So when is the magic age when boys and girls should be thrown together? How does a community segue from segregation to integration? Not so simple, either. 

Each version has its own merits and pitfalls. Mayhap, with a little evolution, something will come along to integrate the two.  


FrumGeek said...

I think after coming back from Israel, at 19, is the age when the segregation should stop and it should be acceptable to see young men and women together.

FrumGeek said...

And yes, they both have problems, but both 'systems' can work, though if both or just one and which one should be used must be judged on an individual level.

Maya Resnikoff said...

First off- I just love how you've selected and shared this scene- I'm very, very fond of Bujold's work.

Secondly- I think that perhaps some socialization at younger ages could be helpful later on- maybe starting with very heavily supervised and limited situations, and building up to ones with more leeway, around the time that people are ready to start dating? I agree that there are advantages and weaknesses to both systems- but I guess I'm sufficiently outside the shidduch world myself that relying on it entirely/cutting off all social contact between the sexes just seems hard to see as beneficial.

Princess Lea said...

FG: It's not so easy to flip the switch on and off! And 19 year olds are still pretty young and not necessarily ready for dating (and I didn't go to Israel).

Maya: For most, there is still some socialization, just not so much in a public arena. Siblings bring friends over and everyone chats, that sort of thing. My parents generation had boys and girls socializing (although my folks met by middle-person). A balance will work itself out, I believe, with a little time.

iTripped said...

So glad you read this book! It's one of my all-time favorite series. Lois McMaster Bujold writes fantastic smart characters. Although her books are classified as sci-fi, there are so many great situations and quotes that are true to life. The series gets better as it evolves and there are many unconventional, quirky relationships. My favorite book from the series is A Civil Campaign- without a doubt one of the funniest books ever written. On a more serious side, there are a handful of courtships portrayed in the book, each with very different methods.

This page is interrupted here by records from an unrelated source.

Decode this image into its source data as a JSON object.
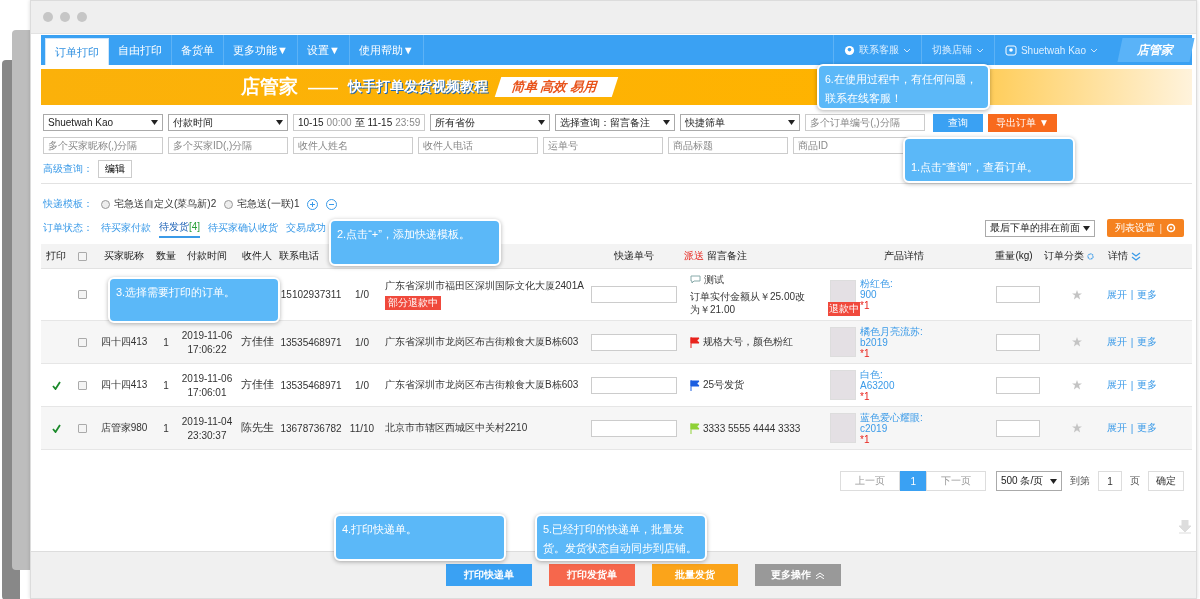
{
  "nav": {
    "items": [
      {
        "label": "订单打印",
        "selected": true
      },
      {
        "label": "自由打印",
        "selected": false
      },
      {
        "label": "备货单",
        "selected": false
      },
      {
        "label": "更多功能",
        "selected": false,
        "caret": "▼"
      },
      {
        "label": "设置",
        "selected": false,
        "caret": "▼"
      },
      {
        "label": "使用帮助",
        "selected": false,
        "caret": "▼"
      }
    ],
    "right": [
      {
        "label": "联系客服",
        "kind": "service"
      },
      {
        "label": "切换店铺",
        "kind": "shop"
      },
      {
        "label": "Shuetwah Kao",
        "kind": "account"
      }
    ],
    "brand": "店管家"
  },
  "banner": {
    "brand": "店管家",
    "dash": "——",
    "title": "快手打单发货视频教程",
    "slogan": "简单 高效 易用"
  },
  "filters": [
    [
      {
        "kind": "select",
        "value": "Shuetwah Kao"
      },
      {
        "kind": "select",
        "value": "付款时间"
      },
      {
        "kind": "daterange",
        "from": "10-15",
        "from_time": "00:00",
        "sep": "至",
        "to": "11-15",
        "to_time": "23:59"
      },
      {
        "kind": "select",
        "value": "所有省份"
      },
      {
        "kind": "select",
        "value": "选择查询：留言备注"
      },
      {
        "kind": "select",
        "value": "快捷筛单"
      },
      {
        "kind": "input",
        "placeholder": "多个订单编号(,)分隔"
      },
      {
        "kind": "button",
        "label": "查询"
      },
      {
        "kind": "export",
        "label": "导出订单",
        "caret": "▼"
      }
    ],
    [
      {
        "kind": "input",
        "placeholder": "多个买家昵称(,)分隔"
      },
      {
        "kind": "input",
        "placeholder": "多个买家ID(,)分隔"
      },
      {
        "kind": "input",
        "placeholder": "收件人姓名"
      },
      {
        "kind": "input",
        "placeholder": "收件人电话"
      },
      {
        "kind": "input",
        "placeholder": "运单号"
      },
      {
        "kind": "input",
        "placeholder": "商品标题"
      },
      {
        "kind": "input",
        "placeholder": "商品ID"
      }
    ]
  ],
  "advanced": {
    "label": "高级查询：",
    "button": "编辑"
  },
  "templates": {
    "label": "快递模板：",
    "options": [
      {
        "label": "宅急送自定义(菜鸟新)2",
        "selected": false
      },
      {
        "label": "宅急送(一联)1",
        "selected": false
      }
    ]
  },
  "status": {
    "label": "订单状态：",
    "tabs": [
      {
        "label": "待买家付款",
        "selected": false
      },
      {
        "label": "待发货",
        "count": "[4]",
        "selected": true
      },
      {
        "label": "待买家确认收货",
        "selected": false
      },
      {
        "label": "交易成功",
        "selected": false
      }
    ]
  },
  "sort": {
    "value": "最后下单的排在前面"
  },
  "list_settings": {
    "label": "列表设置",
    "sep": "|"
  },
  "table": {
    "header_checked": false,
    "columns": [
      {
        "label": "打印"
      },
      {
        "label": "买家昵称"
      },
      {
        "label": "数量"
      },
      {
        "label": "付款时间"
      },
      {
        "label": "收件人"
      },
      {
        "label": "联系电话"
      },
      {
        "label": "快递单号"
      },
      {
        "label": "留言备注",
        "tag": "派送"
      },
      {
        "label": "产品详情"
      },
      {
        "label": "重量(kg)"
      },
      {
        "label": "订单分类"
      },
      {
        "label": "详情"
      }
    ],
    "rows": [
      {
        "printed": false,
        "checked": false,
        "phone": "15102937311",
        "ratio": "1/0",
        "address": "广东省深圳市福田区深圳国际文化大厦2401A",
        "tag": "部分退款中",
        "note": {
          "kind": "message",
          "title": "测试",
          "text": "订单实付金额从￥25.00改为￥21.00"
        },
        "product": {
          "name": "粉红色:",
          "sku": "900",
          "qty": "*1",
          "badge": "退款中"
        },
        "starred": false,
        "links": [
          "展开",
          "|",
          "更多"
        ]
      },
      {
        "printed": false,
        "checked": false,
        "buyer": "四十四413",
        "qty": "1",
        "date": "2019-11-06",
        "time": "17:06:22",
        "recipient": "方佳佳",
        "phone": "13535468971",
        "ratio": "1/0",
        "address": "广东省深圳市龙岗区布吉街粮食大厦B栋603",
        "note": {
          "kind": "flag",
          "color": "#e8231c",
          "text": "规格大号，颜色粉红"
        },
        "product": {
          "name": "橘色月亮流苏:",
          "sku": "b2019",
          "qty": "*1"
        },
        "starred": false,
        "links": [
          "展开",
          "|",
          "更多"
        ]
      },
      {
        "printed": true,
        "checked": false,
        "buyer": "四十四413",
        "qty": "1",
        "date": "2019-11-06",
        "time": "17:06:01",
        "recipient": "方佳佳",
        "phone": "13535468971",
        "ratio": "1/0",
        "address": "广东省深圳市龙岗区布吉街粮食大厦B栋603",
        "note": {
          "kind": "flag",
          "color": "#1d5fe0",
          "text": "25号发货"
        },
        "product": {
          "name": "白色:",
          "sku": "A63200",
          "qty": "*1"
        },
        "starred": false,
        "links": [
          "展开",
          "|",
          "更多"
        ]
      },
      {
        "printed": true,
        "checked": false,
        "buyer": "店管家980",
        "qty": "1",
        "date": "2019-11-04",
        "time": "23:30:37",
        "recipient": "陈先生",
        "phone": "13678736782",
        "ratio": "11/10",
        "address": "北京市市辖区西城区中关村2210",
        "note": {
          "kind": "flag",
          "color": "#8fd136",
          "text": "3333 5555 4444 3333"
        },
        "product": {
          "name": "蓝色爱心耀眼:",
          "sku": "c2019",
          "qty": "*1"
        },
        "starred": false,
        "links": [
          "展开",
          "|",
          "更多"
        ]
      }
    ]
  },
  "pagination": {
    "prev": "上一页",
    "pages": [
      {
        "label": "1",
        "selected": true
      }
    ],
    "next": "下一页",
    "size": "500 条/页",
    "goto": "到第",
    "page": "1",
    "unit": "页",
    "confirm": "确定"
  },
  "actions": [
    {
      "label": "打印快递单",
      "kind": "primary"
    },
    {
      "label": "打印发货单",
      "kind": "danger"
    },
    {
      "label": "批量发货",
      "kind": "warning"
    },
    {
      "label": "更多操作",
      "kind": "more"
    }
  ],
  "callouts": [
    "1.点击“查询”，查看订单。",
    "2.点击“+”，添加快递模板。",
    "3.选择需要打印的订单。",
    "4.打印快递单。",
    "5.已经打印的快递单，批量发货。发货状态自动同步到店铺。",
    "6.在使用过程中，有任何问题，联系在线客服！"
  ]
}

What you can take away from reading Bujold's books is that there is no one "right way" to approach a relationship, because every individual is so completely unique.

The same thing can be said for the shidduch system- it works for some people, but it has been so corrupted that more often than not it just serves to frustrate and infuriate. If someone could come up with a good balance of the two systems that would be socially acceptable (which means proponents of the shidduch system cannot condemn anyone for stepping outside the boundaries, and people who despise the shidduch system completely have to stop writing it off as antiquated and ridiculous), there would be a lot less judging, and more matches being made.

Princess Lea said...

Ah, if only we could just be plain ol' less judgmental!

I have noticed that balanced rarely comes from one person, or through forced means; it evolves into being. Right now we are at the cusp of evolution, on shaky ground, but soon something will work out, mayhap by the time the next generation has to join this feeding frenzy.

I have heard both sides; people claiming that shidduch dating is nuts, others horrified at two people just "meeting." And then there is still the b'sho.

Yet I think that singles staying single for longer is not so terrible, considering how emotional maturity is gained at later ages than it used to be. When I look back, I know for sure I wasn't ready for marriage at 22.

In the end, what is bashert is bashert, no matter how a couple meets.